For the simulations generated for the \(\mathcal {EW}\) distribution, we obtained 58.33% (21/36) inefficient estimates, 33.34% (12/36) reasonable and 8.33% (3/36) satisfactory.

Thus, we can observe that the identifiability (reparameterization) of the \(\mathcal {EW}\) distribution provided better results in the simulations, as it decreased the amount of inefficient estimates (81.25% \(\rightarrow\) 58.33%) and increased the amount of reasonable estimates (18.75% \(\rightarrow\) 33.34%) and satisfactory (0% \(\rightarrow\) 8.33%).

The ratio between the execution times (in seconds) of the simulations of the \(\mathcal {EGW}\) and \(\mathcal {EW}\) distributions were as follows: 61,052/31845 (1.92), 164,702/55,106 (2.99), 397,079/231,317 (1.72), and 590,006/390,454 (1.51). These results show that the \(\mathcal {EW}\) distribution requires a much shorter execution time. Thus, the identifiability of the \(\mathcal {EW}\) distribution has the additional advantage of optimizing the time for running computer simulations.

### Application with the \(\mathcal {EGW}\) distribution and the \(\mathcal {EW}\) distribution

In this section, we analyze a real data set of Nelore cattle [25] using the \(\mathcal {EGW}\) distribution and the \(\mathcal {EW}\) distribution. The algorithms of BFGS, SANN, and Nelder–Mead performed the maximum likelihood estimates. The commercial production of beef in Brazil, which mostly originates from the Nelore breed, searches to optimize the process to obtain a time for the calves to reach the specific weight from their birth to weaning. We observed the data with 69 Nelore bulls, the time (in days) until the animals achieved the weight of 160kg relative to the period from birth to weaning.

Figure 5 exhibits the results obtained for \(\mathcal {EGW}\) such as the plot 5 and the parameters estimation table (Table 4 in “Appendix”). One can note that the BFGS method performed a better fit concerning the empirical function and to the histogram than the other methods proposed in this article.

Analyzing the plots in Fig. 6 and the results Tables (see the Table 5 in “Appendix”), it is observed that the Nelder–Mead method adjusted the \(\mathcal {EW}\) distribution, concerning the histogram and the empirical function, better than the other methods. Notwithstanding, the estimation of the parameters by the Nelder–Mead method did not produce results for the SE of parameters *b* and *c*. Hence, as the estimation of the parameters by the BFGS method was the second-best fit, and the results were also produced for the SE for the parameters *b*, *c* and \(\beta\) one can consider that the BFGS method performed the most suitable adjustment for the data via \(\mathcal {EW}\) distribution.

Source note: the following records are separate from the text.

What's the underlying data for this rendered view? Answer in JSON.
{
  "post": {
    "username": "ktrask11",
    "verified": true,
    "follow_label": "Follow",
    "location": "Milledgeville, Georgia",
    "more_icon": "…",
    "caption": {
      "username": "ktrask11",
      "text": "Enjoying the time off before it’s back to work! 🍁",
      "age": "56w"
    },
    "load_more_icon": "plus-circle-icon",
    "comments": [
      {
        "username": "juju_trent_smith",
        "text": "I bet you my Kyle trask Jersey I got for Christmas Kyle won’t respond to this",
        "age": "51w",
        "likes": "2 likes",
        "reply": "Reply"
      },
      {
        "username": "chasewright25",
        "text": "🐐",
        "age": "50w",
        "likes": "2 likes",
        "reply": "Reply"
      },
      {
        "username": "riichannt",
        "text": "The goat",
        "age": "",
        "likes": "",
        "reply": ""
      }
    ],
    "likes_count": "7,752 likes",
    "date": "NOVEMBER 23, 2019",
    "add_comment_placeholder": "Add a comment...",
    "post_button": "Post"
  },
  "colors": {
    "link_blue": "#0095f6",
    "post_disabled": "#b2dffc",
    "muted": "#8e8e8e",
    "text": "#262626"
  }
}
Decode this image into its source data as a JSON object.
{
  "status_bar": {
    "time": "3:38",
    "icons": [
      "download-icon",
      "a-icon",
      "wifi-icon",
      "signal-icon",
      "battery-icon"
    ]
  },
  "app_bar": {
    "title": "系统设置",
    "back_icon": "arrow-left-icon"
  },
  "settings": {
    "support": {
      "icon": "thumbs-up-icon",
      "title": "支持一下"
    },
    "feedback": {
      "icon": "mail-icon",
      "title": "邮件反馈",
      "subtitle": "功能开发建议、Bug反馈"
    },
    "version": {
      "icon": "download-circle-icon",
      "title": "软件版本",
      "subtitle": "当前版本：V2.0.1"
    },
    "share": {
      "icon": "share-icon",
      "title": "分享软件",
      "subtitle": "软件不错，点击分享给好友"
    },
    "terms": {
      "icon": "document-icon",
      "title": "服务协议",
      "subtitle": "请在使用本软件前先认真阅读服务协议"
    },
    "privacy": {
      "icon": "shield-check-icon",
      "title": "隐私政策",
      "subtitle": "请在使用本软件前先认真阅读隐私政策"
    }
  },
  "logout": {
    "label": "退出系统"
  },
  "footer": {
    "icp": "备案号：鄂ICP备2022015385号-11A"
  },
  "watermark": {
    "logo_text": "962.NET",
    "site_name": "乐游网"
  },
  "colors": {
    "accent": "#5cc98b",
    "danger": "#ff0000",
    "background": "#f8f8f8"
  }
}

Table 4 (in “Appendix”) shows that the Nelder–Mead method was able to perform the estimation of the parameters of the \(\mathcal {EGW}\) distribution, but there was failure to report the SE, since the produced Hessian returned NaN (abbreviation for Not a Number) for the first row and the first column, whose information refers to the parameter *a*.

This suggests that the solution found by the Nelder–Mead method is not reliable, in this case, and consequently, that the model adjusted by the estimates of the parameters found is not suitable for these data. This fact may be related to the lack of identifiability of the \(\mathcal {EGW}\) distribution.